Spectroscopy is a branch of science where atoms and molecules are identified by light emitted by excited electrons dropping to lower energy levels.
The diagram above shows energy levels for an electron in a hydrogen atom. Hydrogen is the simplest atom, consisting of one electron bound to a nucleus of one proton.
The electron typically resides in its ground state, or lowest energy level. If the atom absorbs a photon with an energy of 10.2 electron volts (eV), the electron is raised to its first excited state. It will reside there for a short time and then emit a photon and drop back to ground state.
If the atom absorbs a photon with an energy of 12.1 eV, the electron is raised to the second excited state. It will drop back to ground state by either emitting one photon of energy 12.1 eV or by emitting a photon of 2.1 eV (the difference in energy between the second and first excited states) and then emitting a photon of 10.2 eV.
The excited state energy levels are quantized. That means they are discrete levels. A photon with 12.8 eV, for example, can not be absorbed by a hydrogen atom. 13.6 eV is the ionization energy for a hydrogen atom. This is how much energy it takes to liberate the electron from the nucleus of the atom.
The energy can also be expressed in joules, using the conversion factor between electron volts and joules.

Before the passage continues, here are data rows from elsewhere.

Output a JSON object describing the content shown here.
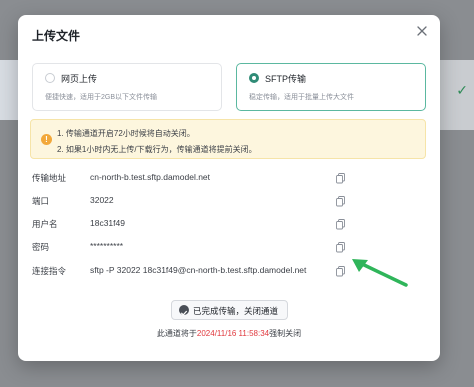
{
  "dialog": {
    "title": "上传文件"
  },
  "upload_modes": [
    {
      "label": "网页上传",
      "description": "便捷快速，适用于2GB以下文件传输",
      "selected": false
    },
    {
      "label": "SFTP传输",
      "description": "稳定传输，适用于批量上传大文件",
      "selected": true
    }
  ],
  "notice": {
    "line1": "1. 传输通道开启72小时候将自动关闭。",
    "line2": "2. 如果1小时内无上传/下载行为，传输通道将提前关闭。"
  },
  "fields": [
    {
      "label": "传输地址",
      "value": "cn-north-b.test.sftp.damodel.net"
    },
    {
      "label": "端口",
      "value": "32022"
    },
    {
      "label": "用户名",
      "value": "18c31f49"
    },
    {
      "label": "密码",
      "value": "**********"
    },
    {
      "label": "连接指令",
      "value": "sftp -P 32022 18c31f49@cn-north-b.test.sftp.damodel.net"
    }
  ],
  "done_button": {
    "label": "已完成传输，关闭通道"
  },
  "expiry": {
    "prefix": "此通道将于",
    "timestamp": "2024/11/16 11:58:34",
    "suffix": "强制关闭"
  },
  "colors": {
    "accent": "#2f8b76",
    "warning_bg": "#fdf6de",
    "warning_icon": "#f2a83a",
    "expiry_time": "#e0393e",
    "annotation_arrow": "#2fb55a"
  }
}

The collection of energies that can be produced by relaxation of excited electrons in hydrogen is called the hydrogen spectrum.
Passing a high voltage through hydrogen gas, as seen in the glass tube of hydrogen above, causes it to glow. A seen through a diffraction grating (like many small prisms), the light separates into distinct colors. The colors can be used to identify the gas present. The atomic spectrum of a gas is unique to the gas, like a fingerprint. This kind of spectrum is called an emission spectrum.
The helium atom has different excited state energies. The helium spectrum, shown above, displays the colors of light given off when excited electrons in helium atoms relax to lower states. By observing the differences in the spectra, helium and hydrogen can be identified. By analyzing starlight, the atoms and molecules present in the star can be identified.
When light passes through a cool gas, the emission spectrum of the light is changed into an absorption spectrum. The specific wavelengths of light in the emission spectrum are scattered in the gas, causing a lack of those colors.
The gas at the surface of a star is not cool, compared to everyday conditions on Earth, but it is still much cooler than the inner part of the star where the light is produced. Starlight exhibits an absorption spectrum that can be used to identify elements and molecules present in the star.
If you took all of the rows of the spectrum shown above and placed them end-to-end, you would recreate the spectrum of the Sun. As you can see, there is very much detail in this spectrum, and a wealth of information about the chemistry of the Sun.